He also became unable to work a complete day during this summer. He would come home from work and need to nap. This went on for a few months. The cardiologist had said he was in great shape, but he felt worse than ever. He saw his regular doctor who did the standard blood work, plus the usual Lyme testing, and he was diagnosed perfectly healthy. That didn’t change the fact that he was thoroughly exhausted, constantly sore, and extremely depressed.
In the fall a friend suggested Tom visit the doctors her children were seeing for their Lyme disease. They were a medical doctor and a naturopathic doctor who had a clinic nearby a few days a week. Tom, who is skeptical by nature, said he’d go but only because her kids had good results and because he was feeling desperate. He had low expectations and planned to take everything they said with a grain of salt. That’s just how he is.
The doctors examined and talked to him for an hour, asking him his entire history, and then did extremely thorough bloodwork. His blood showed he had three bands of Lyme disease (not enough to score “positive” on a standard Lyme disease test, but three more bands than you should have!) as well as another tick-borne co-infection. They treated him with a series of antifungal, antiviral, herbal, and antibiotic medications. He got worse from the buildup of dying bacteria in his blood – called a Herxheimer reaction – before he got better.
By the end of spring Tom was finally much, much better. He felt so good, and the knee that supposedly required surgery felt brand new! This leads us to believe he’d unknowingly had Lyme disease for years, despite dozens of negative test results. He continues to take supplements and occasionally herbs to maintain his health.
Because the disease went without proper treatment (a course of doxycycline less than 3 weeks usually doesn’t do the trick, despite what most doctors say) for months or possibly many years, Tom’s symptoms do recur. He had another bout with symptoms again this past summer. The doctors are good at monitoring his blood, and he is down to one band of Lyme. Thankfully some antibiotics usually knock the symptoms down, but the Lyme disease will probably never be gone.
Get yourself treated ASAP
We have seen how Lyme disease and other tick-borne illnesses affect people other than Tom as well. The symptoms vary from person to person and range in severity from one minute to the next. My very strong advice is —

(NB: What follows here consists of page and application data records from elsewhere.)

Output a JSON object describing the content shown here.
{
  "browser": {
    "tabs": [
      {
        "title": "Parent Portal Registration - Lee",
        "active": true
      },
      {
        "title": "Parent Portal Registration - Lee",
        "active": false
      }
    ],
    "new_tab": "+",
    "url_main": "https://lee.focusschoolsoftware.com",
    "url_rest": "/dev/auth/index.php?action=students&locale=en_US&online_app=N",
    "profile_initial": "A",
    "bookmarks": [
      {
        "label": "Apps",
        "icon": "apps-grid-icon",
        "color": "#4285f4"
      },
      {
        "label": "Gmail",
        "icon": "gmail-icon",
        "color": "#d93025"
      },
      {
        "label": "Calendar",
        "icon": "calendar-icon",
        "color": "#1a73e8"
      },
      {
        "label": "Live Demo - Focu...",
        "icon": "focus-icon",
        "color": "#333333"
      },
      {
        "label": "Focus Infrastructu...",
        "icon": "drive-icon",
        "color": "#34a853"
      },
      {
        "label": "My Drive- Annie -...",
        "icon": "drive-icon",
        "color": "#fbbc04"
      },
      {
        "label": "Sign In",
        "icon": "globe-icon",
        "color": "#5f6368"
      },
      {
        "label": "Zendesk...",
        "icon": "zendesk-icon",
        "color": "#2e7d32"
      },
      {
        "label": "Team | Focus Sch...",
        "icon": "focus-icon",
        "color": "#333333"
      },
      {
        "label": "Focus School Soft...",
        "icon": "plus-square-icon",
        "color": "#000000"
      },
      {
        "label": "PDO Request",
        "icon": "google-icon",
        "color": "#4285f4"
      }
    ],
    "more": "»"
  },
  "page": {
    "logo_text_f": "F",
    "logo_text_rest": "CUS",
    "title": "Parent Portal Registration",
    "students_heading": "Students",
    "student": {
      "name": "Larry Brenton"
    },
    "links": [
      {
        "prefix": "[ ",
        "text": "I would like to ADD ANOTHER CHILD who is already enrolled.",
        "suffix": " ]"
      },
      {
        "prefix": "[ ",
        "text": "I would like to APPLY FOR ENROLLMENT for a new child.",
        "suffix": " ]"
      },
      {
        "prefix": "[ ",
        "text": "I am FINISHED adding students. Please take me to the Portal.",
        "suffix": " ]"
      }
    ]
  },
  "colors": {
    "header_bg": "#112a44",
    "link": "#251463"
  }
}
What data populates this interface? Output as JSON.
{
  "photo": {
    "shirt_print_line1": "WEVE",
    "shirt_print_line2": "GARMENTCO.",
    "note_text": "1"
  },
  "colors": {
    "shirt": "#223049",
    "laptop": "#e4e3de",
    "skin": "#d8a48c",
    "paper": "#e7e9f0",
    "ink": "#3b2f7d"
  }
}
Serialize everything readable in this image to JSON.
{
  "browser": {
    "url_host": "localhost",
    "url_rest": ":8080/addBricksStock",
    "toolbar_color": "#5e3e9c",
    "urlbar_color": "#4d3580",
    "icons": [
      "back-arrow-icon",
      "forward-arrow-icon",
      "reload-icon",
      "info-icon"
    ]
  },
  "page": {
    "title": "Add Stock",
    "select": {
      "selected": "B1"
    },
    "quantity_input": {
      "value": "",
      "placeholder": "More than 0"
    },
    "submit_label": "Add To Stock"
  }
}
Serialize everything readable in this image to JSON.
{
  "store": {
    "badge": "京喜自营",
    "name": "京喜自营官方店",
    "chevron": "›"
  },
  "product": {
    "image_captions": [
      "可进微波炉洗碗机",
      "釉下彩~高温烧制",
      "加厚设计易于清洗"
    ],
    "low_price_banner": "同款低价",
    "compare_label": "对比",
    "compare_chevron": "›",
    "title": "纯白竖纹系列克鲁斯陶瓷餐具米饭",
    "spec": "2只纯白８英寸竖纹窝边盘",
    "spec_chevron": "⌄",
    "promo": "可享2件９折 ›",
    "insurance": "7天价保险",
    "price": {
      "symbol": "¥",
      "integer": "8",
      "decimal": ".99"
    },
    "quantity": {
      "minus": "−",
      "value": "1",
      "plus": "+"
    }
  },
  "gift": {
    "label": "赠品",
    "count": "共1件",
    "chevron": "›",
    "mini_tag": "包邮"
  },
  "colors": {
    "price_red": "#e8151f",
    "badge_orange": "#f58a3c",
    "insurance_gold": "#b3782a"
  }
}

• if you have ANY suspicion of Lyme disease, or
• if you’ve ever had Lyme disease and now have a nagging symptom, or
FIND A LYME-LITERATE DOCTOR (a physician who is familiar with the vast range of symptoms that may indicate infection at various stages of the disease) and get CHECKED OUT ASAP. Time is ticking (intentional bad pun)! In our area the Lyme Disease Association of Delmarva has a great amount of information, and an internet search should be able to help you locate resources in your area. We wish you the best. Please feel free to share any Lyme experiences you’ve had, though it is our sincere hope that you never have any Lyme experiences!